▸ Exercise aim
Output the whole listing again, exactly as it reads.

BEGIN

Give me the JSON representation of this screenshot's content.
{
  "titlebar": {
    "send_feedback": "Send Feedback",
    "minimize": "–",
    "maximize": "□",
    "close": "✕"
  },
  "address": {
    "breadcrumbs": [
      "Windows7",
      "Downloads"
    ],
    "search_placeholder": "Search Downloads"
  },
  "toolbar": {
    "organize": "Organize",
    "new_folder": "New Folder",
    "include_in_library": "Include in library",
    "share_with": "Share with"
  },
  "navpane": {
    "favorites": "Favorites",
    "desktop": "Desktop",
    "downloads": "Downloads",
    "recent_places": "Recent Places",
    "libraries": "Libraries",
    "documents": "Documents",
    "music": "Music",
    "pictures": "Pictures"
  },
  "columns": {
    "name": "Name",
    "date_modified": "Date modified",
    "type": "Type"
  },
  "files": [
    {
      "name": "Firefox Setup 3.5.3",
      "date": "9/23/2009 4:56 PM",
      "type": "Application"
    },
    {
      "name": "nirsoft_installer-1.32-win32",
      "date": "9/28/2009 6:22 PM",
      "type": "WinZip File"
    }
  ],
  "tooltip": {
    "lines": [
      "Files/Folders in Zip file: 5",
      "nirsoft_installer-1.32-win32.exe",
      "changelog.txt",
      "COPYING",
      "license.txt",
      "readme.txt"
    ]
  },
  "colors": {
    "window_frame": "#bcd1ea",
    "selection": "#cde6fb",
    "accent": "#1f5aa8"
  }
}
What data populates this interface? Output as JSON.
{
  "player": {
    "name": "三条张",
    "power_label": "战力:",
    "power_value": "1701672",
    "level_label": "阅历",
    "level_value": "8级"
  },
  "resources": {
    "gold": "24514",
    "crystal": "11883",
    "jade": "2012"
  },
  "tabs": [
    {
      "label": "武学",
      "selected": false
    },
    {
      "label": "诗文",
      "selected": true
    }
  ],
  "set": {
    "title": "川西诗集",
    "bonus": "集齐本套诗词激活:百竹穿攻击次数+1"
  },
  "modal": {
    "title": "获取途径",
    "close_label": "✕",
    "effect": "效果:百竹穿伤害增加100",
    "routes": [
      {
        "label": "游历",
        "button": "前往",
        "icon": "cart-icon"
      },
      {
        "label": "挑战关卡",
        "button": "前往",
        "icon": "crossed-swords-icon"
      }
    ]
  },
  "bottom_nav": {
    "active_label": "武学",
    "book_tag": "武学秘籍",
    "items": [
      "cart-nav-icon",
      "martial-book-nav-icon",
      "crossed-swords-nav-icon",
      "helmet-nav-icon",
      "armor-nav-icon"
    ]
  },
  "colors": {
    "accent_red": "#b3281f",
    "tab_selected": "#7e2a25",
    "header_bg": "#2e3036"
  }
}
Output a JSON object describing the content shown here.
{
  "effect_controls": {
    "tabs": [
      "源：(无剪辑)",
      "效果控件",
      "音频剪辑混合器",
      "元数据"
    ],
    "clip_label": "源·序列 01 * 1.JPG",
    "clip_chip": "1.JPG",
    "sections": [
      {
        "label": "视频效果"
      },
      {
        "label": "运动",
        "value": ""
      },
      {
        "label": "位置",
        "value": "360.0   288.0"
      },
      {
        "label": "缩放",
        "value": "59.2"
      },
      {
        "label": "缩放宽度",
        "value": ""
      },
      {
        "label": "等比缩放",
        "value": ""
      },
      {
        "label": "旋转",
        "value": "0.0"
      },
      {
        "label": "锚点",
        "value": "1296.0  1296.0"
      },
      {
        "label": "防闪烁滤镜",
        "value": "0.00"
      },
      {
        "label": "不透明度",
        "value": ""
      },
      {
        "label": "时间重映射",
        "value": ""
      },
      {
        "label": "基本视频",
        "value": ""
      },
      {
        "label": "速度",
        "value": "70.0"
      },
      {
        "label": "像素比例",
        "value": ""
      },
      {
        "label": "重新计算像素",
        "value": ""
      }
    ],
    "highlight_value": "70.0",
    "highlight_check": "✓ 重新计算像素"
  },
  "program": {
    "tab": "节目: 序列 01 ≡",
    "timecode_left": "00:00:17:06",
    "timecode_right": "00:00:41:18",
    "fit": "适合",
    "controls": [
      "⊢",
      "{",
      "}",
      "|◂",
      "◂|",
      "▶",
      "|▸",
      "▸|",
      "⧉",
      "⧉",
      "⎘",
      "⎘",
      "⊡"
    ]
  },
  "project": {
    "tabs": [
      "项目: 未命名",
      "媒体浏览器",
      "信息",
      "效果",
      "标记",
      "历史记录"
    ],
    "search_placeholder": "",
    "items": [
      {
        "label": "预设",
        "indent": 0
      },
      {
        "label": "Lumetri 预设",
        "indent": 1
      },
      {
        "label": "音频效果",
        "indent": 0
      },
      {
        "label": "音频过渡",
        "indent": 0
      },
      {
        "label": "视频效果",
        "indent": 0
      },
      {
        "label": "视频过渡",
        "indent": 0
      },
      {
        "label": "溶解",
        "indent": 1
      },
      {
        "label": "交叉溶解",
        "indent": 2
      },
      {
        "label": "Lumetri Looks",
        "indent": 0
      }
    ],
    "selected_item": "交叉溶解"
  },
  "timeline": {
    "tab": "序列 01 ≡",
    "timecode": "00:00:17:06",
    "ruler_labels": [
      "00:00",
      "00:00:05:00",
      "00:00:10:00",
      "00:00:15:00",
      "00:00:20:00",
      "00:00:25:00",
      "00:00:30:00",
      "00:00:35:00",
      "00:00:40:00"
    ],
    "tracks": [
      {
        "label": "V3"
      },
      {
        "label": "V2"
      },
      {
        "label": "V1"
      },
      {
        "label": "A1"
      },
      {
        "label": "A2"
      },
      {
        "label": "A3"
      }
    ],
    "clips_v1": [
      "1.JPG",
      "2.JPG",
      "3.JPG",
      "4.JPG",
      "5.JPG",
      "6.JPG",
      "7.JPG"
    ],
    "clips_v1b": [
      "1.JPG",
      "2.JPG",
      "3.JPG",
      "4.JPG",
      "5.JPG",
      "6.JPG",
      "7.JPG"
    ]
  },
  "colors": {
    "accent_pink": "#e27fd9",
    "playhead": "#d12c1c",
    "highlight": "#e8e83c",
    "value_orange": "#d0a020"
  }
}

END

▸ Result of this exercise
Give me the JSON representation of this screenshot's content.
{
  "titlebar": {
    "send_feedback": "Send Feedback",
    "minimize": "–",
    "maximize": "□",
    "close": "✕"
  },
  "address": {
    "breadcrumbs": [
      "Windows7",
      "Downloads"
    ],
    "search_placeholder": "Search Downloads"
  },
  "toolbar": {
    "organize": "Organize",
    "new_folder": "New Folder",
    "include_in_library": "Include in library",
    "share_with": "Share with"
  },
  "navpane": {
    "favorites": "Favorites",
    "desktop": "Desktop",
    "downloads": "Downloads",
    "recent_places": "Recent Places",
    "libraries": "Libraries",
    "documents": "Documents",
    "music": "Music",
    "pictures": "Pictures"
  },
  "columns": {
    "name": "Name",
    "date_modified": "Date modified",
    "type": "Type"
  },
  "files": [
    {
      "name": "Firefox Setup 3.5.3",
      "date": "9/23/2009 4:56 PM",
      "type": "Application"
    },
    {
      "name": "nirsoft_installer-1.32-win32",
      "date": "9/28/2009 6:22 PM",
      "type": "WinZip File"
    }
  ],
  "tooltip": {
    "lines": [
      "Files/Folders in Zip file: 5",
      "nirsoft_installer-1.32-win32.exe",
      "changelog.txt",
      "COPYING",
      "license.txt",
      "readme.txt"
    ]
  },
  "colors": {
    "window_frame": "#bcd1ea",
    "selection": "#cde6fb",
    "accent": "#1f5aa8"
  }
}
What data populates this interface? Output as JSON.
{
  "player": {
    "name": "三条张",
    "power_label": "战力:",
    "power_value": "1701672",
    "level_label": "阅历",
    "level_value": "8级"
  },
  "resources": {
    "gold": "24514",
    "crystal": "11883",
    "jade": "2012"
  },
  "tabs": [
    {
      "label": "武学",
      "selected": false
    },
    {
      "label": "诗文",
      "selected": true
    }
  ],
  "set": {
    "title": "川西诗集",
    "bonus": "集齐本套诗词激活:百竹穿攻击次数+1"
  },
  "modal": {
    "title": "获取途径",
    "close_label": "✕",
    "effect": "效果:百竹穿伤害增加100",
    "routes": [
      {
        "label": "游历",
        "button": "前往",
        "icon": "cart-icon"
      },
      {
        "label": "挑战关卡",
        "button": "前往",
        "icon": "crossed-swords-icon"
      }
    ]
  },
  "bottom_nav": {
    "active_label": "武学",
    "book_tag": "武学秘籍",
    "items": [
      "cart-nav-icon",
      "martial-book-nav-icon",
      "crossed-swords-nav-icon",
      "helmet-nav-icon",
      "armor-nav-icon"
    ]
  },
  "colors": {
    "accent_red": "#b3281f",
    "tab_selected": "#7e2a25",
    "header_bg": "#2e3036"
  }
}
Output a JSON object describing the content shown here.
{
  "effect_controls": {
    "tabs": [
      "源：(无剪辑)",
      "效果控件",
      "音频剪辑混合器",
      "元数据"
    ],
    "clip_label": "源·序列 01 * 1.JPG",
    "clip_chip": "1.JPG",
    "sections": [
      {
        "label": "视频效果"
      },
      {
        "label": "运动",
        "value": ""
      },
      {
        "label": "位置",
        "value": "360.0   288.0"
      },
      {
        "label": "缩放",
        "value": "59.2"
      },
      {
        "label": "缩放宽度",
        "value": ""
      },
      {
        "label": "等比缩放",
        "value": ""
      },
      {
        "label": "旋转",
        "value": "0.0"
      },
      {
        "label": "锚点",
        "value": "1296.0  1296.0"
      },
      {
        "label": "防闪烁滤镜",
        "value": "0.00"
      },
      {
        "label": "不透明度",
        "value": ""
      },
      {
        "label": "时间重映射",
        "value": ""
      },
      {
        "label": "基本视频",
        "value": ""
      },
      {
        "label": "速度",
        "value": "70.0"
      },
      {
        "label": "像素比例",
        "value": ""
      },
      {
        "label": "重新计算像素",
        "value": ""
      }
    ],
    "highlight_value": "70.0",
    "highlight_check": "✓ 重新计算像素"
  },
  "program": {
    "tab": "节目: 序列 01 ≡",
    "timecode_left": "00:00:17:06",
    "timecode_right": "00:00:41:18",
    "fit": "适合",
    "controls": [
      "⊢",
      "{",
      "}",
      "|◂",
      "◂|",
      "▶",
      "|▸",
      "▸|",
      "⧉",
      "⧉",
      "⎘",
      "⎘",
      "⊡"
    ]
  },
  "project": {
    "tabs": [
      "项目: 未命名",
      "媒体浏览器",
      "信息",
      "效果",
      "标记",
      "历史记录"
    ],
    "search_placeholder": "",
    "items": [
      {
        "label": "预设",
        "indent": 0
      },
      {
        "label": "Lumetri 预设",
        "indent": 1
      },
      {
        "label": "音频效果",
        "indent": 0
      },
      {
        "label": "音频过渡",
        "indent": 0
      },
      {
        "label": "视频效果",
        "indent": 0
      },
      {
        "label": "视频过渡",
        "indent": 0
      },
      {
        "label": "溶解",
        "indent": 1
      },
      {
        "label": "交叉溶解",
        "indent": 2
      },
      {
        "label": "Lumetri Looks",
        "indent": 0
      }
    ],
    "selected_item": "交叉溶解"
  },
  "timeline": {
    "tab": "序列 01 ≡",
    "timecode": "00:00:17:06",
    "ruler_labels": [
      "00:00",
      "00:00:05:00",
      "00:00:10:00",
      "00:00:15:00",
      "00:00:20:00",
      "00:00:25:00",
      "00:00:30:00",
      "00:00:35:00",
      "00:00:40:00"
    ],
    "tracks": [
      {
        "label": "V3"
      },
      {
        "label": "V2"
      },
      {
        "label": "V1"
      },
      {
        "label": "A1"
      },
      {
        "label": "A2"
      },
      {
        "label": "A3"
      }
    ],
    "clips_v1": [
      "1.JPG",
      "2.JPG",
      "3.JPG",
      "4.JPG",
      "5.JPG",
      "6.JPG",
      "7.JPG"
    ],
    "clips_v1b": [
      "1.JPG",
      "2.JPG",
      "3.JPG",
      "4.JPG",
      "5.JPG",
      "6.JPG",
      "7.JPG"
    ]
  },
  "colors": {
    "accent_pink": "#e27fd9",
    "playhead": "#d12c1c",
    "highlight": "#e8e83c",
    "value_orange": "#d0a020"
  }
}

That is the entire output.